The memorial marks the site of Nazi atrocities and honors the lives of the thousands who perished at the former Yanivsky (Janowska) concentration camp, located outside of the city of Lviv, Ukraine.
As of 2018, there is still no designed memorial for this site.
From a distance, the Walls of Remembrance emphasize the magnitude of the tragedy that occurred on the site.
Upon closer inspection, visitors can observe individual stones embedded in the massive fortifications, which are engraved with the names, date of birth and death (if known), of those imprisoned and murdered in the camp or nearby.
Family members can add stones to the memorial, thus following the Jewish tradition Mitzvah of Matzevah (setting stone), the ancient practice of marking grave sites.
The Education Tower presents the visitor with tangible evidence and reveals the physical remains of the camp as they exist today; through photos, maps, and diagrams. From the observation platform, visitors simulatnioulsy engage with material documenting Nazi crimes committed at the Yanivsky Camp, while also observing the site from above.
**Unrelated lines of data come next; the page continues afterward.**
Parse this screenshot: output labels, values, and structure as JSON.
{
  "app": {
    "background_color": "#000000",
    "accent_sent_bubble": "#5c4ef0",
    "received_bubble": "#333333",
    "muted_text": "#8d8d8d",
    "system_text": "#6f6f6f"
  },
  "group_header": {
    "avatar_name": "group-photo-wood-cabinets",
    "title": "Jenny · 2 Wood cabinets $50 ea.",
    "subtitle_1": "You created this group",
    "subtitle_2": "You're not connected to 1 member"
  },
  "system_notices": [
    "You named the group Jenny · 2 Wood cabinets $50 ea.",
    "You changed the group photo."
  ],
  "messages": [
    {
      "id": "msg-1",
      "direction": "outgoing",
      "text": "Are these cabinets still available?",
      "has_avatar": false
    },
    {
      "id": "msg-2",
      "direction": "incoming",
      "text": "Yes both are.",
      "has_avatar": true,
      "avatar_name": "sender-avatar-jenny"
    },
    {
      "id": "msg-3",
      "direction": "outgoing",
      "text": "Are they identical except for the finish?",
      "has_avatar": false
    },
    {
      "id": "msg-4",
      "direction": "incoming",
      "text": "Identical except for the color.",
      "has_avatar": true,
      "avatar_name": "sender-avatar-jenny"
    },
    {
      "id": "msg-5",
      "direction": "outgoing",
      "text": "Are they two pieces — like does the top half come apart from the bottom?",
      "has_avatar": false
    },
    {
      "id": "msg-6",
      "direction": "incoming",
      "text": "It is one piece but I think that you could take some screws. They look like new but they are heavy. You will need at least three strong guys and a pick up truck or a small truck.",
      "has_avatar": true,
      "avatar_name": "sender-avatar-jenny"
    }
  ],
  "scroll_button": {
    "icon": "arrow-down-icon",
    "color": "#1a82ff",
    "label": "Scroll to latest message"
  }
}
The Peace Sanctuary is an unadornd space constructed from simple materials. The sanctuary is used for gatherings, services, or quiet contemplation after experiencing the power of the memorial.
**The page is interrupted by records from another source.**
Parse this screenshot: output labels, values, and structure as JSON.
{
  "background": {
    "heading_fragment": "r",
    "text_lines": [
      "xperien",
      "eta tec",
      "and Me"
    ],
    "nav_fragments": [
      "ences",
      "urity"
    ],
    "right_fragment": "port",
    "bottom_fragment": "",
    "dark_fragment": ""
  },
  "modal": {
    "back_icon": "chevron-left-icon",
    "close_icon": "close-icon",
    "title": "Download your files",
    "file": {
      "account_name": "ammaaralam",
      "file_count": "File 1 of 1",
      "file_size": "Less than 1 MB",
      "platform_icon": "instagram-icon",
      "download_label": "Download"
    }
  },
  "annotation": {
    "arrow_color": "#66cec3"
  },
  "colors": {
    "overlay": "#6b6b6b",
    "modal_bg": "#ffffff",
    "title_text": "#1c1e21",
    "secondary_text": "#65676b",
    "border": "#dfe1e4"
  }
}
Competition organized by the Lviv City Council, the Center for Urban History of East-Central Europe, and the German Society for International Cooperation (Deutsche Gesellschaft für Internationale Zusammenarbeit, GIZ)
Elizabeth Golden, Luke Pulliam, Dan Richards